Assigned task | Give the records again exactly as written. Leave out the pictures.

Exercise materials |
========

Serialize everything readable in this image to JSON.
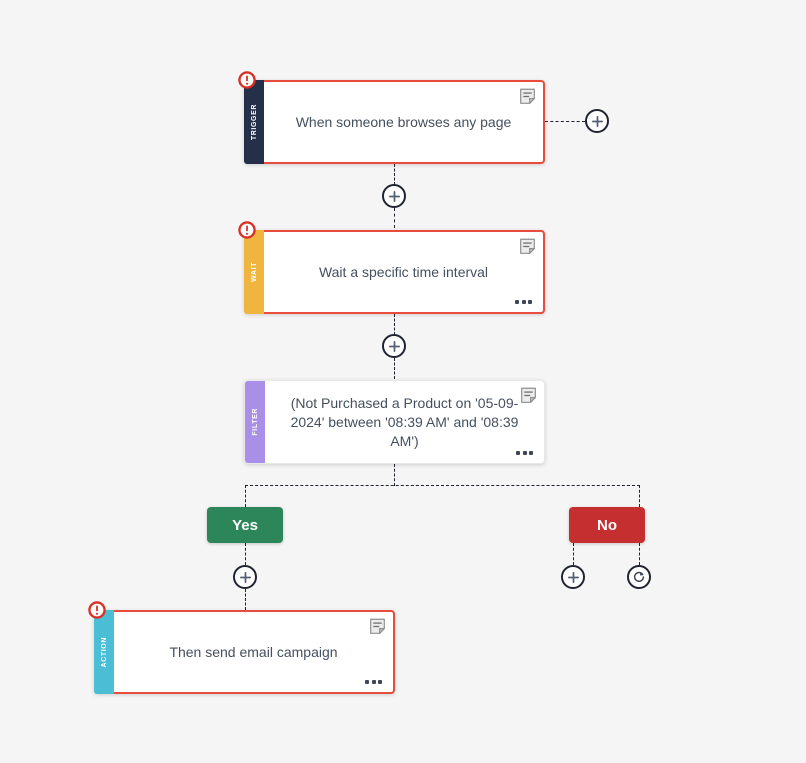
{
  "canvas": {
    "background": "#f5f5f5"
  },
  "colors": {
    "trigger_tag": "#24304a",
    "wait_tag": "#f0b53f",
    "filter_tag": "#a98fe8",
    "action_tag": "#4bbdd4",
    "error_border": "#e74c3c",
    "yes": "#2d8659",
    "no": "#c62f2f",
    "connector": "#1f2430",
    "node_text": "#45505e"
  },
  "nodes": [
    {
      "id": "trigger",
      "tag": "TRIGGER",
      "title": "When someone browses any page",
      "has_error": true,
      "has_note_icon": true,
      "has_menu": false
    },
    {
      "id": "wait",
      "tag": "WAIT",
      "title": "Wait a specific time interval",
      "has_error": true,
      "has_note_icon": true,
      "has_menu": true
    },
    {
      "id": "filter",
      "tag": "FILTER",
      "title": "(Not Purchased a Product on '05-09-2024' between '08:39 AM' and '08:39 AM')",
      "has_error": false,
      "has_note_icon": true,
      "has_menu": true
    },
    {
      "id": "action",
      "tag": "ACTION",
      "title": "Then send email campaign",
      "has_error": true,
      "has_note_icon": true,
      "has_menu": true
    }
  ],
  "branches": {
    "yes_label": "Yes",
    "no_label": "No"
  },
  "icons": {
    "warning": "warning-icon",
    "note": "note-icon",
    "menu": "ellipsis-menu-icon",
    "add": "plus-icon",
    "restart": "refresh-icon"
  },
  "connectors": {
    "add_trigger_side": "add-step-button",
    "add_after_trigger": "add-step-button",
    "add_after_wait": "add-step-button",
    "add_yes_branch": "add-step-button",
    "add_no_branch": "add-step-button",
    "restart_no_branch": "restart-flow-button"
  }
}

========

Task response |
Serialize everything readable in this image to JSON.
{
  "canvas": {
    "background": "#f5f5f5"
  },
  "colors": {
    "trigger_tag": "#24304a",
    "wait_tag": "#f0b53f",
    "filter_tag": "#a98fe8",
    "action_tag": "#4bbdd4",
    "error_border": "#e74c3c",
    "yes": "#2d8659",
    "no": "#c62f2f",
    "connector": "#1f2430",
    "node_text": "#45505e"
  },
  "nodes": [
    {
      "id": "trigger",
      "tag": "TRIGGER",
      "title": "When someone browses any page",
      "has_error": true,
      "has_note_icon": true,
      "has_menu": false
    },
    {
      "id": "wait",
      "tag": "WAIT",
      "title": "Wait a specific time interval",
      "has_error": true,
      "has_note_icon": true,
      "has_menu": true
    },
    {
      "id": "filter",
      "tag": "FILTER",
      "title": "(Not Purchased a Product on '05-09-2024' between '08:39 AM' and '08:39 AM')",
      "has_error": false,
      "has_note_icon": true,
      "has_menu": true
    },
    {
      "id": "action",
      "tag": "ACTION",
      "title": "Then send email campaign",
      "has_error": true,
      "has_note_icon": true,
      "has_menu": true
    }
  ],
  "branches": {
    "yes_label": "Yes",
    "no_label": "No"
  },
  "icons": {
    "warning": "warning-icon",
    "note": "note-icon",
    "menu": "ellipsis-menu-icon",
    "add": "plus-icon",
    "restart": "refresh-icon"
  },
  "connectors": {
    "add_trigger_side": "add-step-button",
    "add_after_trigger": "add-step-button",
    "add_after_wait": "add-step-button",
    "add_yes_branch": "add-step-button",
    "add_no_branch": "add-step-button",
    "restart_no_branch": "restart-flow-button"
  }
}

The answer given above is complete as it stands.